> **PROVIDED INFORMATION**
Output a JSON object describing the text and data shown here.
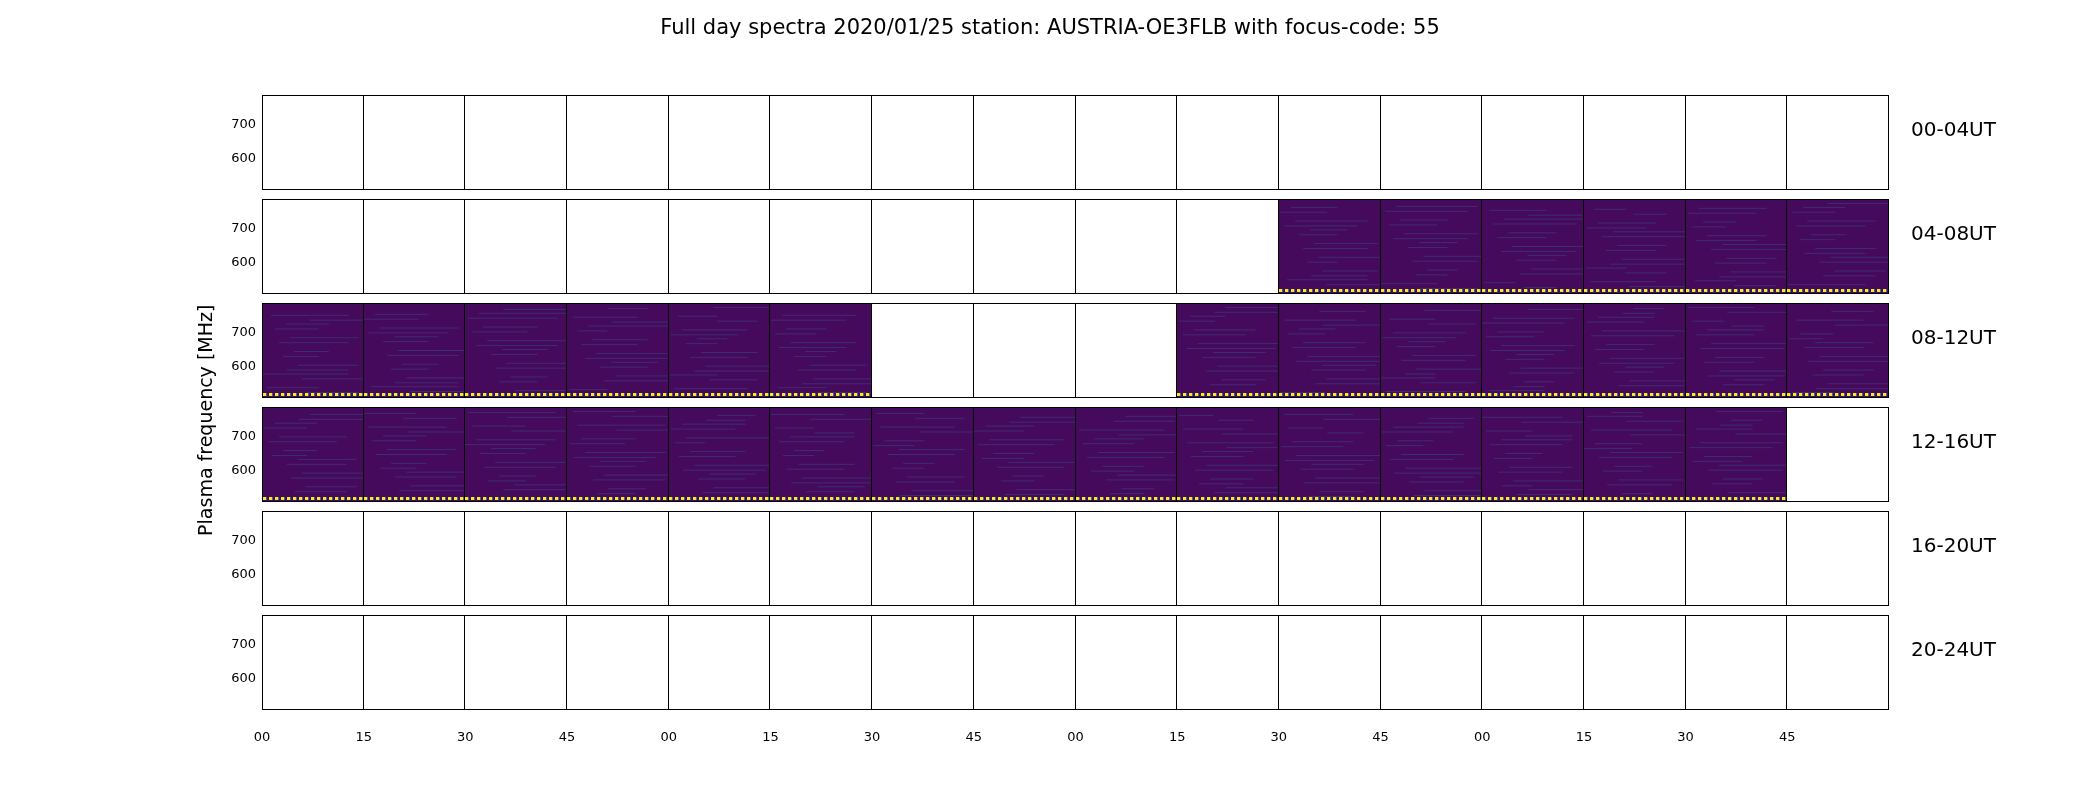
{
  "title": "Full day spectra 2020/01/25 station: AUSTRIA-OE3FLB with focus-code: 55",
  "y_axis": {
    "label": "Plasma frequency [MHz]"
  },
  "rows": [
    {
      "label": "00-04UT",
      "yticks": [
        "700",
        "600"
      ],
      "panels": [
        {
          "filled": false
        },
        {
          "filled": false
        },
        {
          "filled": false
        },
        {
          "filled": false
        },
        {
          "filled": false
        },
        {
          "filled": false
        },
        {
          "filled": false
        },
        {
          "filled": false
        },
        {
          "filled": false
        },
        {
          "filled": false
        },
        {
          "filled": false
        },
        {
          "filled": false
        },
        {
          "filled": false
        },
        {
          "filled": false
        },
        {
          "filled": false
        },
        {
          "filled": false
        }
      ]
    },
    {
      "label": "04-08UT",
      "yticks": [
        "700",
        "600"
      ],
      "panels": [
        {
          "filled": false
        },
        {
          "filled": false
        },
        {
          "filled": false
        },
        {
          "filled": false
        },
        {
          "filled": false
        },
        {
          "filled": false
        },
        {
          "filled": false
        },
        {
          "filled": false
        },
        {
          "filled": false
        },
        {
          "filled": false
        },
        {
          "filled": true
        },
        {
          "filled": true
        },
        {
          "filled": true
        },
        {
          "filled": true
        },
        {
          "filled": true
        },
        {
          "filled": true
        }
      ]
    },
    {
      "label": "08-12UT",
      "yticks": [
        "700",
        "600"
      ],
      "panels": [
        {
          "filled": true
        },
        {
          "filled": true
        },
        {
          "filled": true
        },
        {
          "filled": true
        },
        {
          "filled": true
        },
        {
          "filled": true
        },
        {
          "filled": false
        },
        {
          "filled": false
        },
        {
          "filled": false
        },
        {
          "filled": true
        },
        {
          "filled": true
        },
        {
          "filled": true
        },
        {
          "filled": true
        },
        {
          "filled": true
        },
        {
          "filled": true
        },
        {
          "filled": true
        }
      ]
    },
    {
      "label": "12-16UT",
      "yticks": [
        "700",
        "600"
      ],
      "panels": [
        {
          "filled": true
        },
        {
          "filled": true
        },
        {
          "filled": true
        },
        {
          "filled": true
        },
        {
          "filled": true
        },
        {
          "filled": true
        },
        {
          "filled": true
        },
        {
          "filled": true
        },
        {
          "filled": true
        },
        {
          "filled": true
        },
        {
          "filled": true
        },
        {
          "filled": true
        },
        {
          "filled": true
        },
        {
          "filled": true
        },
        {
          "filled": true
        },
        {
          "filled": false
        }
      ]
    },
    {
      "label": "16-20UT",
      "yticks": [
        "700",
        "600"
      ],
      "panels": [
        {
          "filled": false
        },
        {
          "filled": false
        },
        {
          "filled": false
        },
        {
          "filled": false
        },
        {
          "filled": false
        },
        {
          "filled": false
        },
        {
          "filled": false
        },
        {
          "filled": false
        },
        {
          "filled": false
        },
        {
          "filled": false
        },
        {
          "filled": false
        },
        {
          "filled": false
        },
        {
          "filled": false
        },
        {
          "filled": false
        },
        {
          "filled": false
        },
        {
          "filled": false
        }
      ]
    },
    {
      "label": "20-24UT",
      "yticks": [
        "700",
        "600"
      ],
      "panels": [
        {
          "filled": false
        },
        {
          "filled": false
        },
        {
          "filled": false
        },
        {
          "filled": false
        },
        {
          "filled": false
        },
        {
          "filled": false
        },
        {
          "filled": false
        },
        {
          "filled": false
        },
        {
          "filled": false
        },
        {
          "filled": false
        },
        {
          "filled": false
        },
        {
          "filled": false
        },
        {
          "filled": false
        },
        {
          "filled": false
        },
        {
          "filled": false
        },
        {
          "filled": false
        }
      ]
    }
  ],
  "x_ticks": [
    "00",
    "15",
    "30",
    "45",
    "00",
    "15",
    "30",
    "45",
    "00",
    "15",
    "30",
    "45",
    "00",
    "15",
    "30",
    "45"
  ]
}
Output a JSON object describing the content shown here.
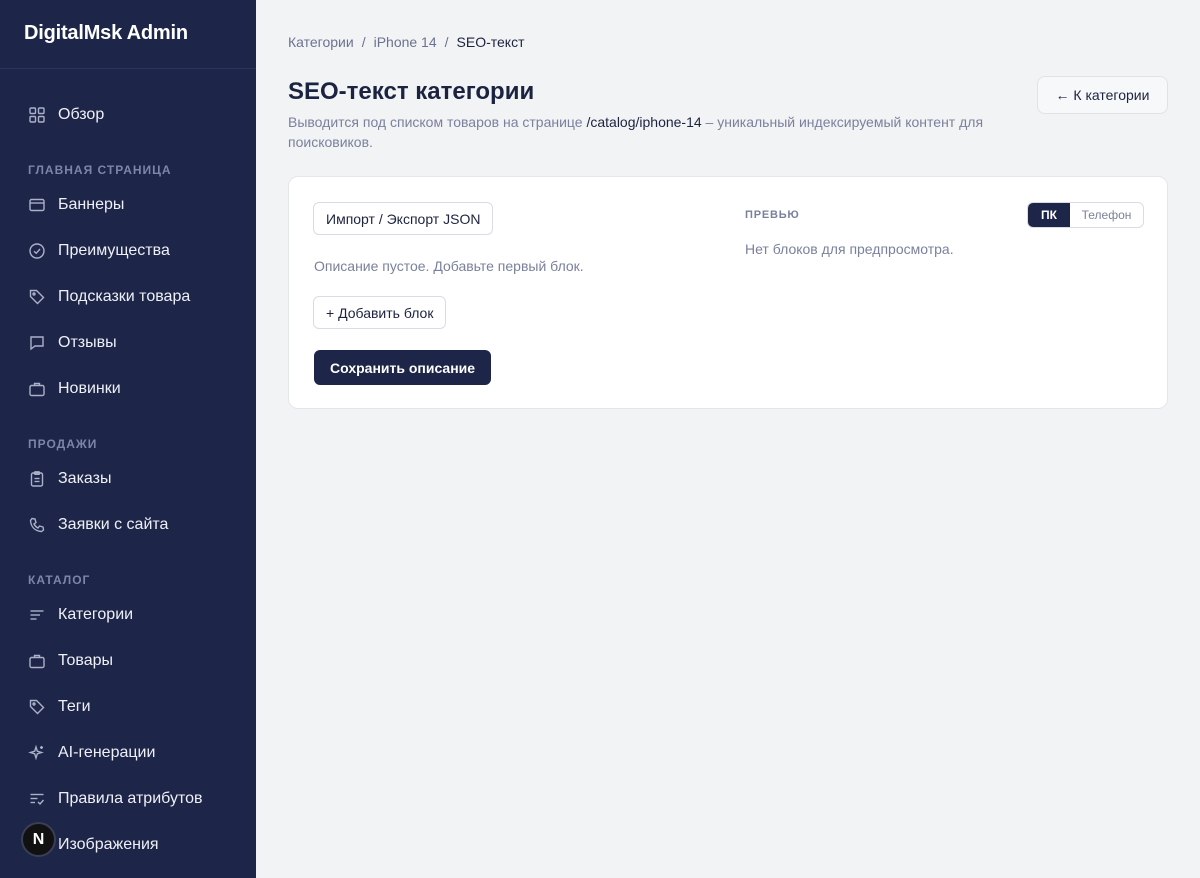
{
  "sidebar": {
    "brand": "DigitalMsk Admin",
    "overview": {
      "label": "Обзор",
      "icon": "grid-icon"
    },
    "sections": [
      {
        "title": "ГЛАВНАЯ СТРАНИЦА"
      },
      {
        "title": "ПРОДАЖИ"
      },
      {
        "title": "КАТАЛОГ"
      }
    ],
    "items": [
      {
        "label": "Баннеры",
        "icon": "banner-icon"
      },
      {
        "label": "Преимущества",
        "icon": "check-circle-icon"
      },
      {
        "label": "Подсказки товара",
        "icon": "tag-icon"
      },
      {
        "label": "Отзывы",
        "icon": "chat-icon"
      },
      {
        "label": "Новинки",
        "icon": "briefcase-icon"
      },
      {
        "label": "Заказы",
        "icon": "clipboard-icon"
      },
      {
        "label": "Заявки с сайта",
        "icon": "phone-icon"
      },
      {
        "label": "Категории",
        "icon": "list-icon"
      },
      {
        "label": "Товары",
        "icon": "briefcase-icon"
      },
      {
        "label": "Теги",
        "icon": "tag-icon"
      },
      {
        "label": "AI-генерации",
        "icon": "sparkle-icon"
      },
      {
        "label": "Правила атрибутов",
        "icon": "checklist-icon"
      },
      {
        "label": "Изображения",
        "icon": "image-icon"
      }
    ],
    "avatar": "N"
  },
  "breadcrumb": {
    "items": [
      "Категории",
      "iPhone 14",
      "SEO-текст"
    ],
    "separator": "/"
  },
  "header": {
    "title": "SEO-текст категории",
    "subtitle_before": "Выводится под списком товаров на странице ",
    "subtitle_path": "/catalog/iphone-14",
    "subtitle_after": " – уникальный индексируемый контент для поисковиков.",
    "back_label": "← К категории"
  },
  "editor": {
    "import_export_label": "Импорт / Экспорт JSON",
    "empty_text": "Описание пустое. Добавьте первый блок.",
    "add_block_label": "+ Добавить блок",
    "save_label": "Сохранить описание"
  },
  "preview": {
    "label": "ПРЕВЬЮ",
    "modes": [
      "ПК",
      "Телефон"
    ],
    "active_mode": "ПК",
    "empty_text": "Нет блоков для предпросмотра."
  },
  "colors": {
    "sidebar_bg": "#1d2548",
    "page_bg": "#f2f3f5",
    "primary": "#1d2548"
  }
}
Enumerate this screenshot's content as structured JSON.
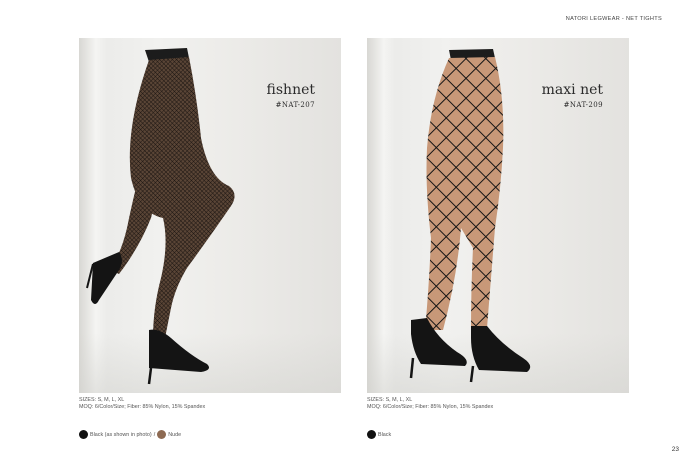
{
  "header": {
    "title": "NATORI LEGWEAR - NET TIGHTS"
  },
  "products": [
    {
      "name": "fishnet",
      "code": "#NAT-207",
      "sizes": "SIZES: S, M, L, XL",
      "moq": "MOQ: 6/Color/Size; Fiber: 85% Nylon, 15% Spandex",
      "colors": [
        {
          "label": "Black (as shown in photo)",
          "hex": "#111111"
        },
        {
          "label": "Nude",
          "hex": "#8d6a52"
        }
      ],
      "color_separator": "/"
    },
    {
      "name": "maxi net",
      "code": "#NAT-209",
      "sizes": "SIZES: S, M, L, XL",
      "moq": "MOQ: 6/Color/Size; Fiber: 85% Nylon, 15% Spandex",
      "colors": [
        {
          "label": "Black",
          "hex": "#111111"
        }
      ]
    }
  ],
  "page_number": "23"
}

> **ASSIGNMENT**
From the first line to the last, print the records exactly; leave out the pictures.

> **WORKED SOLUTION**
Output a JSON object describing the text and data shown here.
{
  "title": "Full day spectra 2020/01/25 station: AUSTRIA-OE3FLB with focus-code: 55",
  "y_axis": {
    "label": "Plasma frequency [MHz]"
  },
  "rows": [
    {
      "label": "00-04UT",
      "yticks": [
        "700",
        "600"
      ],
      "panels": [
        {
          "filled": false
        },
        {
          "filled": false
        },
        {
          "filled": false
        },
        {
          "filled": false
        },
        {
          "filled": false
        },
        {
          "filled": false
        },
        {
          "filled": false
        },
        {
          "filled": false
        },
        {
          "filled": false
        },
        {
          "filled": false
        },
        {
          "filled": false
        },
        {
          "filled": false
        },
        {
          "filled": false
        },
        {
          "filled": false
        },
        {
          "filled": false
        },
        {
          "filled": false
        }
      ]
    },
    {
      "label": "04-08UT",
      "yticks": [
        "700",
        "600"
      ],
      "panels": [
        {
          "filled": false
        },
        {
          "filled": false
        },
        {
          "filled": false
        },
        {
          "filled": false
        },
        {
          "filled": false
        },
        {
          "filled": false
        },
        {
          "filled": false
        },
        {
          "filled": false
        },
        {
          "filled": false
        },
        {
          "filled": false
        },
        {
          "filled": true
        },
        {
          "filled": true
        },
        {
          "filled": true
        },
        {
          "filled": true
        },
        {
          "filled": true
        },
        {
          "filled": true
        }
      ]
    },
    {
      "label": "08-12UT",
      "yticks": [
        "700",
        "600"
      ],
      "panels": [
        {
          "filled": true
        },
        {
          "filled": true
        },
        {
          "filled": true
        },
        {
          "filled": true
        },
        {
          "filled": true
        },
        {
          "filled": true
        },
        {
          "filled": false
        },
        {
          "filled": false
        },
        {
          "filled": false
        },
        {
          "filled": true
        },
        {
          "filled": true
        },
        {
          "filled": true
        },
        {
          "filled": true
        },
        {
          "filled": true
        },
        {
          "filled": true
        },
        {
          "filled": true
        }
      ]
    },
    {
      "label": "12-16UT",
      "yticks": [
        "700",
        "600"
      ],
      "panels": [
        {
          "filled": true
        },
        {
          "filled": true
        },
        {
          "filled": true
        },
        {
          "filled": true
        },
        {
          "filled": true
        },
        {
          "filled": true
        },
        {
          "filled": true
        },
        {
          "filled": true
        },
        {
          "filled": true
        },
        {
          "filled": true
        },
        {
          "filled": true
        },
        {
          "filled": true
        },
        {
          "filled": true
        },
        {
          "filled": true
        },
        {
          "filled": true
        },
        {
          "filled": false
        }
      ]
    },
    {
      "label": "16-20UT",
      "yticks": [
        "700",
        "600"
      ],
      "panels": [
        {
          "filled": false
        },
        {
          "filled": false
        },
        {
          "filled": false
        },
        {
          "filled": false
        },
        {
          "filled": false
        },
        {
          "filled": false
        },
        {
          "filled": false
        },
        {
          "filled": false
        },
        {
          "filled": false
        },
        {
          "filled": false
        },
        {
          "filled": false
        },
        {
          "filled": false
        },
        {
          "filled": false
        },
        {
          "filled": false
        },
        {
          "filled": false
        },
        {
          "filled": false
        }
      ]
    },
    {
      "label": "20-24UT",
      "yticks": [
        "700",
        "600"
      ],
      "panels": [
        {
          "filled": false
        },
        {
          "filled": false
        },
        {
          "filled": false
        },
        {
          "filled": false
        },
        {
          "filled": false
        },
        {
          "filled": false
        },
        {
          "filled": false
        },
        {
          "filled": false
        },
        {
          "filled": false
        },
        {
          "filled": false
        },
        {
          "filled": false
        },
        {
          "filled": false
        },
        {
          "filled": false
        },
        {
          "filled": false
        },
        {
          "filled": false
        },
        {
          "filled": false
        }
      ]
    }
  ],
  "x_ticks": [
    "00",
    "15",
    "30",
    "45",
    "00",
    "15",
    "30",
    "45",
    "00",
    "15",
    "30",
    "45",
    "00",
    "15",
    "30",
    "45"
  ]
}
Output a JSON object describing the content shown here.
{
  "sidebar": {
    "brand": "DigitalMsk Admin",
    "overview": {
      "label": "Обзор",
      "icon": "grid-icon"
    },
    "sections": [
      {
        "title": "ГЛАВНАЯ СТРАНИЦА"
      },
      {
        "title": "ПРОДАЖИ"
      },
      {
        "title": "КАТАЛОГ"
      }
    ],
    "items": [
      {
        "label": "Баннеры",
        "icon": "banner-icon"
      },
      {
        "label": "Преимущества",
        "icon": "check-circle-icon"
      },
      {
        "label": "Подсказки товара",
        "icon": "tag-icon"
      },
      {
        "label": "Отзывы",
        "icon": "chat-icon"
      },
      {
        "label": "Новинки",
        "icon": "briefcase-icon"
      },
      {
        "label": "Заказы",
        "icon": "clipboard-icon"
      },
      {
        "label": "Заявки с сайта",
        "icon": "phone-icon"
      },
      {
        "label": "Категории",
        "icon": "list-icon"
      },
      {
        "label": "Товары",
        "icon": "briefcase-icon"
      },
      {
        "label": "Теги",
        "icon": "tag-icon"
      },
      {
        "label": "AI-генерации",
        "icon": "sparkle-icon"
      },
      {
        "label": "Правила атрибутов",
        "icon": "checklist-icon"
      },
      {
        "label": "Изображения",
        "icon": "image-icon"
      }
    ],
    "avatar": "N"
  },
  "breadcrumb": {
    "items": [
      "Категории",
      "iPhone 14",
      "SEO-текст"
    ],
    "separator": "/"
  },
  "header": {
    "title": "SEO-текст категории",
    "subtitle_before": "Выводится под списком товаров на странице ",
    "subtitle_path": "/catalog/iphone-14",
    "subtitle_after": " – уникальный индексируемый контент для поисковиков.",
    "back_label": "← К категории"
  },
  "editor": {
    "import_export_label": "Импорт / Экспорт JSON",
    "empty_text": "Описание пустое. Добавьте первый блок.",
    "add_block_label": "+ Добавить блок",
    "save_label": "Сохранить описание"
  },
  "preview": {
    "label": "ПРЕВЬЮ",
    "modes": [
      "ПК",
      "Телефон"
    ],
    "active_mode": "ПК",
    "empty_text": "Нет блоков для предпросмотра."
  },
  "colors": {
    "sidebar_bg": "#1d2548",
    "page_bg": "#f2f3f5",
    "primary": "#1d2548"
  }
}
Enumerate this screenshot's content as structured JSON.
{
  "header": {
    "title": "NATORI LEGWEAR - NET TIGHTS"
  },
  "products": [
    {
      "name": "fishnet",
      "code": "#NAT-207",
      "sizes": "SIZES: S, M, L, XL",
      "moq": "MOQ: 6/Color/Size; Fiber: 85% Nylon, 15% Spandex",
      "colors": [
        {
          "label": "Black (as shown in photo)",
          "hex": "#111111"
        },
        {
          "label": "Nude",
          "hex": "#8d6a52"
        }
      ],
      "color_separator": "/"
    },
    {
      "name": "maxi net",
      "code": "#NAT-209",
      "sizes": "SIZES: S, M, L, XL",
      "moq": "MOQ: 6/Color/Size; Fiber: 85% Nylon, 15% Spandex",
      "colors": [
        {
          "label": "Black",
          "hex": "#111111"
        }
      ]
    }
  ],
  "page_number": "23"
}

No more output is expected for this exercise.